### Working data

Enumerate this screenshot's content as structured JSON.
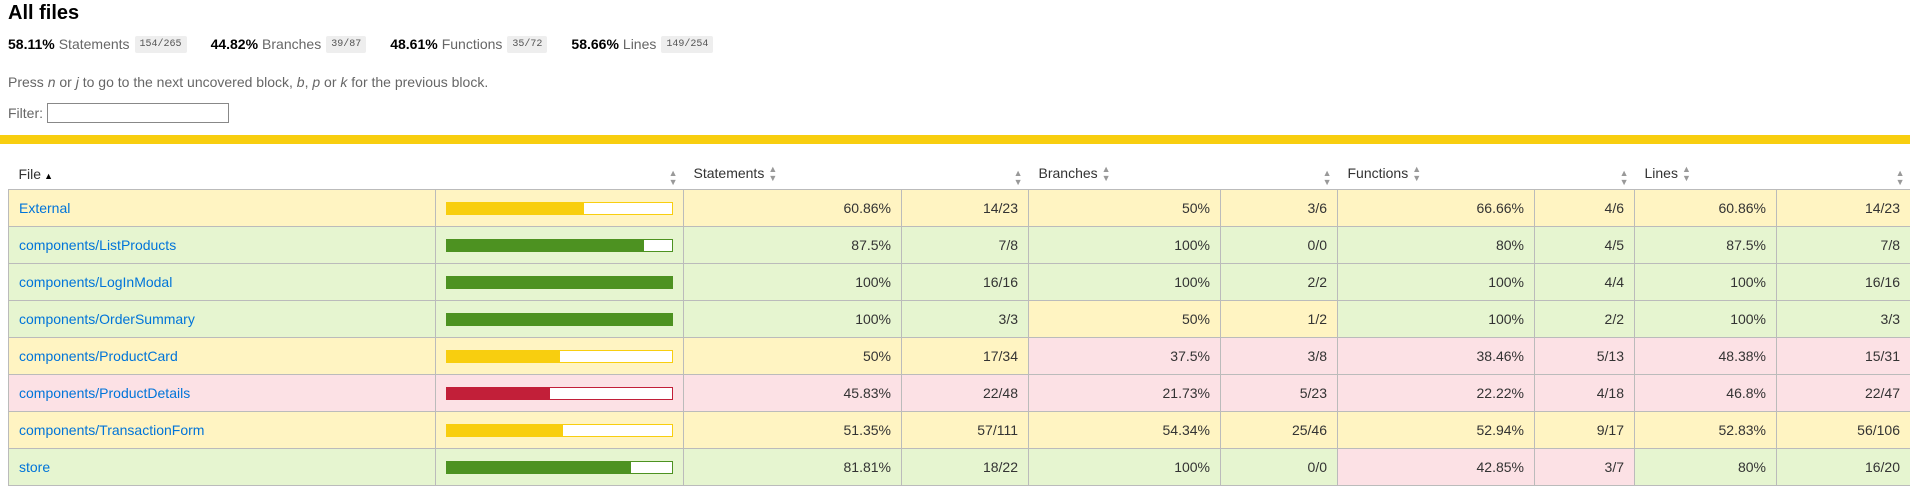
{
  "page": {
    "title": "All files"
  },
  "summary": [
    {
      "pct": "58.11%",
      "label": "Statements",
      "frac": "154/265"
    },
    {
      "pct": "44.82%",
      "label": "Branches",
      "frac": "39/87"
    },
    {
      "pct": "48.61%",
      "label": "Functions",
      "frac": "35/72"
    },
    {
      "pct": "58.66%",
      "label": "Lines",
      "frac": "149/254"
    }
  ],
  "hint": {
    "t1": "Press ",
    "k1": "n",
    "t2": " or ",
    "k2": "j",
    "t3": " to go to the next uncovered block, ",
    "k3": "b",
    "t4": ", ",
    "k4": "p",
    "t5": " or ",
    "k5": "k",
    "t6": " for the previous block."
  },
  "filter": {
    "label": "Filter:",
    "value": ""
  },
  "colors": {
    "high": "#4d9221",
    "medium": "#f8ce0f",
    "low": "#c21f39"
  },
  "table": {
    "headers": {
      "file": "File",
      "statements": "Statements",
      "branches": "Branches",
      "functions": "Functions",
      "lines": "Lines"
    },
    "rows": [
      {
        "file": "External",
        "level": "medium",
        "coverage": 60.86,
        "stmt": "60.86%",
        "stmt_frac": "14/23",
        "br": "50%",
        "br_frac": "3/6",
        "fn": "66.66%",
        "fn_frac": "4/6",
        "ln": "60.86%",
        "ln_frac": "14/23",
        "lv": [
          "medium",
          "medium",
          "medium",
          "medium"
        ]
      },
      {
        "file": "components/ListProducts",
        "level": "high",
        "coverage": 87.5,
        "stmt": "87.5%",
        "stmt_frac": "7/8",
        "br": "100%",
        "br_frac": "0/0",
        "fn": "80%",
        "fn_frac": "4/5",
        "ln": "87.5%",
        "ln_frac": "7/8",
        "lv": [
          "high",
          "high",
          "high",
          "high"
        ]
      },
      {
        "file": "components/LogInModal",
        "level": "high",
        "coverage": 100,
        "stmt": "100%",
        "stmt_frac": "16/16",
        "br": "100%",
        "br_frac": "2/2",
        "fn": "100%",
        "fn_frac": "4/4",
        "ln": "100%",
        "ln_frac": "16/16",
        "lv": [
          "high",
          "high",
          "high",
          "high"
        ]
      },
      {
        "file": "components/OrderSummary",
        "level": "high",
        "coverage": 100,
        "stmt": "100%",
        "stmt_frac": "3/3",
        "br": "50%",
        "br_frac": "1/2",
        "fn": "100%",
        "fn_frac": "2/2",
        "ln": "100%",
        "ln_frac": "3/3",
        "lv": [
          "high",
          "medium",
          "high",
          "high"
        ]
      },
      {
        "file": "components/ProductCard",
        "level": "medium",
        "coverage": 50,
        "stmt": "50%",
        "stmt_frac": "17/34",
        "br": "37.5%",
        "br_frac": "3/8",
        "fn": "38.46%",
        "fn_frac": "5/13",
        "ln": "48.38%",
        "ln_frac": "15/31",
        "lv": [
          "medium",
          "low",
          "low",
          "low"
        ]
      },
      {
        "file": "components/ProductDetails",
        "level": "low",
        "coverage": 45.83,
        "stmt": "45.83%",
        "stmt_frac": "22/48",
        "br": "21.73%",
        "br_frac": "5/23",
        "fn": "22.22%",
        "fn_frac": "4/18",
        "ln": "46.8%",
        "ln_frac": "22/47",
        "lv": [
          "low",
          "low",
          "low",
          "low"
        ]
      },
      {
        "file": "components/TransactionForm",
        "level": "medium",
        "coverage": 51.35,
        "stmt": "51.35%",
        "stmt_frac": "57/111",
        "br": "54.34%",
        "br_frac": "25/46",
        "fn": "52.94%",
        "fn_frac": "9/17",
        "ln": "52.83%",
        "ln_frac": "56/106",
        "lv": [
          "medium",
          "medium",
          "medium",
          "medium"
        ]
      },
      {
        "file": "store",
        "level": "high",
        "coverage": 81.81,
        "stmt": "81.81%",
        "stmt_frac": "18/22",
        "br": "100%",
        "br_frac": "0/0",
        "fn": "42.85%",
        "fn_frac": "3/7",
        "ln": "80%",
        "ln_frac": "16/20",
        "lv": [
          "high",
          "high",
          "low",
          "high"
        ]
      }
    ]
  }
}
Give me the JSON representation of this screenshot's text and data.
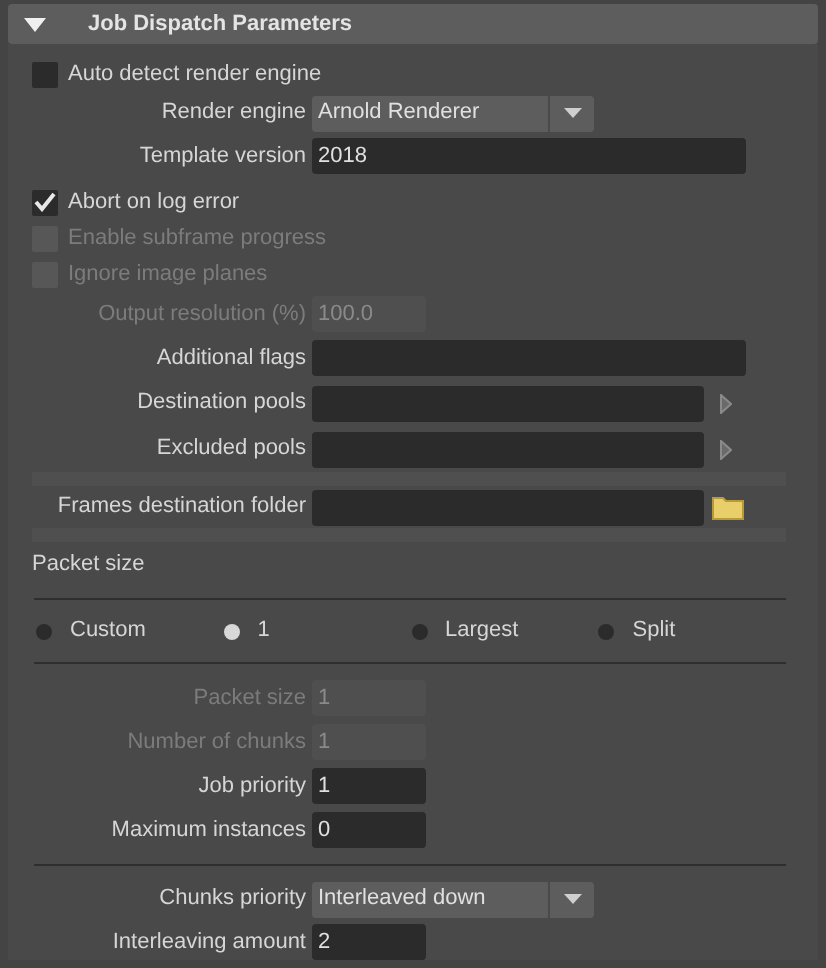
{
  "section": {
    "title": "Job Dispatch Parameters",
    "expanded": true
  },
  "rows": [
    {
      "kind": "checkbox",
      "label": "Auto detect render engine",
      "checked": false,
      "disabled": false
    },
    {
      "kind": "dropdown",
      "label": "Render engine",
      "value": "Arnold Renderer"
    },
    {
      "kind": "text-field",
      "label": "Template version",
      "value": "2018"
    },
    {
      "kind": "checkbox",
      "label": "Abort on log error",
      "checked": true,
      "disabled": false
    },
    {
      "kind": "checkbox",
      "label": "Enable subframe progress",
      "checked": false,
      "disabled": true
    },
    {
      "kind": "checkbox",
      "label": "Ignore image planes",
      "checked": false,
      "disabled": true
    },
    {
      "kind": "number-field",
      "label": "Output resolution (%)",
      "value": "100.0",
      "disabled": true
    },
    {
      "kind": "text-field",
      "label": "Additional flags"
    },
    {
      "kind": "pool",
      "label": "Destination pools"
    },
    {
      "kind": "pool",
      "label": "Excluded pools"
    },
    {
      "kind": "gap"
    },
    {
      "kind": "folder",
      "label": "Frames destination folder"
    },
    {
      "kind": "gap"
    },
    {
      "kind": "heading",
      "label": "Packet size"
    },
    {
      "kind": "divider"
    },
    {
      "kind": "radios",
      "options": [
        {
          "label": "Custom",
          "selected": false
        },
        {
          "label": "1",
          "selected": true
        },
        {
          "label": "Largest",
          "selected": false
        },
        {
          "label": "Split",
          "selected": false
        }
      ]
    },
    {
      "kind": "divider"
    },
    {
      "kind": "number-field",
      "label": "Packet size",
      "value": "1",
      "disabled": true
    },
    {
      "kind": "number-field",
      "label": "Number of chunks",
      "value": "1",
      "disabled": true
    },
    {
      "kind": "number-field",
      "label": "Job priority",
      "value": "1",
      "disabled": false
    },
    {
      "kind": "number-field",
      "label": "Maximum instances",
      "value": "0",
      "disabled": false
    },
    {
      "kind": "divider"
    },
    {
      "kind": "dropdown",
      "label": "Chunks priority",
      "value": "Interleaved down"
    },
    {
      "kind": "number-field",
      "label": "Interleaving amount",
      "value": "2",
      "disabled": false
    }
  ]
}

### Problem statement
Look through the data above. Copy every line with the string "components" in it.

### Exercise output
        "file": "components/ListProducts",
        "file": "components/LogInModal",
        "file": "components/OrderSummary",
        "file": "components/ProductCard",
        "file": "components/ProductDetails",
        "file": "components/TransactionForm",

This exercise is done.